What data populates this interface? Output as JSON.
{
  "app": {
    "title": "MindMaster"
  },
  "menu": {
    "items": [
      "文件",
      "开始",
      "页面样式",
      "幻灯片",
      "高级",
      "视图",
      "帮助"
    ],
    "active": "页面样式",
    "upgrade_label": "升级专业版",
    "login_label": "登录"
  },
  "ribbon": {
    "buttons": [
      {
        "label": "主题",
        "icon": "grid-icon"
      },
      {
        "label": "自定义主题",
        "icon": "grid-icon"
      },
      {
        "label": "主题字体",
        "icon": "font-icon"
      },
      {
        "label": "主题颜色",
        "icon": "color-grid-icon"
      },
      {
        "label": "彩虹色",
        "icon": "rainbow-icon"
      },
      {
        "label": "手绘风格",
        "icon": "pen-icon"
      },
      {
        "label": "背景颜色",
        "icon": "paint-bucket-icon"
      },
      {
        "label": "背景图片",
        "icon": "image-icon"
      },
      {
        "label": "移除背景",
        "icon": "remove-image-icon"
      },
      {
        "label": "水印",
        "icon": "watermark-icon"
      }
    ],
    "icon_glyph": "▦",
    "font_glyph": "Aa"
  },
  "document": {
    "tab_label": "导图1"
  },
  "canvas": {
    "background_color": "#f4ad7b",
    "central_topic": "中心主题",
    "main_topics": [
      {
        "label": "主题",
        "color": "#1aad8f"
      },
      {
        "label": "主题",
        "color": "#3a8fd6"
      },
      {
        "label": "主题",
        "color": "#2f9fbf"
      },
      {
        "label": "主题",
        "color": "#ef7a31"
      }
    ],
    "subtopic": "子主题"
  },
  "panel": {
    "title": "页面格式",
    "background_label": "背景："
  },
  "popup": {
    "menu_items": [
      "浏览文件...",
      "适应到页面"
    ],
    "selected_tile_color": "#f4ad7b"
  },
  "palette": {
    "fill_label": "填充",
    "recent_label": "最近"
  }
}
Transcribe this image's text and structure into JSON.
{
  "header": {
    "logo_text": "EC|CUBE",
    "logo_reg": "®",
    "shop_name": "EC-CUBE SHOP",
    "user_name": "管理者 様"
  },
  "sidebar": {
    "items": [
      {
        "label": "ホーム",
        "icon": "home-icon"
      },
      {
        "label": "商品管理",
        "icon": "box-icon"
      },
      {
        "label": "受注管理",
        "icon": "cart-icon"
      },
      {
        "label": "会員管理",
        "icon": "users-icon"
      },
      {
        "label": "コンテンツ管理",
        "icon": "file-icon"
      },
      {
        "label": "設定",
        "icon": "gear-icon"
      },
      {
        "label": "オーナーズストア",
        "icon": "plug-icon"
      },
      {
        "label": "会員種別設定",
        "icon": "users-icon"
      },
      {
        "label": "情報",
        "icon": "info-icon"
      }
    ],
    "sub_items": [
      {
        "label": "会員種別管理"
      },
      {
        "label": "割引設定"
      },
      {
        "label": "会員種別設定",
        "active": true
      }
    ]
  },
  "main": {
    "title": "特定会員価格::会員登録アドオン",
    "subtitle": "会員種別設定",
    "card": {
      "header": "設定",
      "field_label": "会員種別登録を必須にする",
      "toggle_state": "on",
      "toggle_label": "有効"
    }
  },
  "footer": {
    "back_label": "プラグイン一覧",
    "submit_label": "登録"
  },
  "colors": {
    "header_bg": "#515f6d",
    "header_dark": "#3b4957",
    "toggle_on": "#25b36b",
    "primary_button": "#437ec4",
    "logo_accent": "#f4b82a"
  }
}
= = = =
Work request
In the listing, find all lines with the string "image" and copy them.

Answer below
        "icon": "image-icon"
        "icon": "remove-image-icon"
Transcribe this image's text and structure into JSON.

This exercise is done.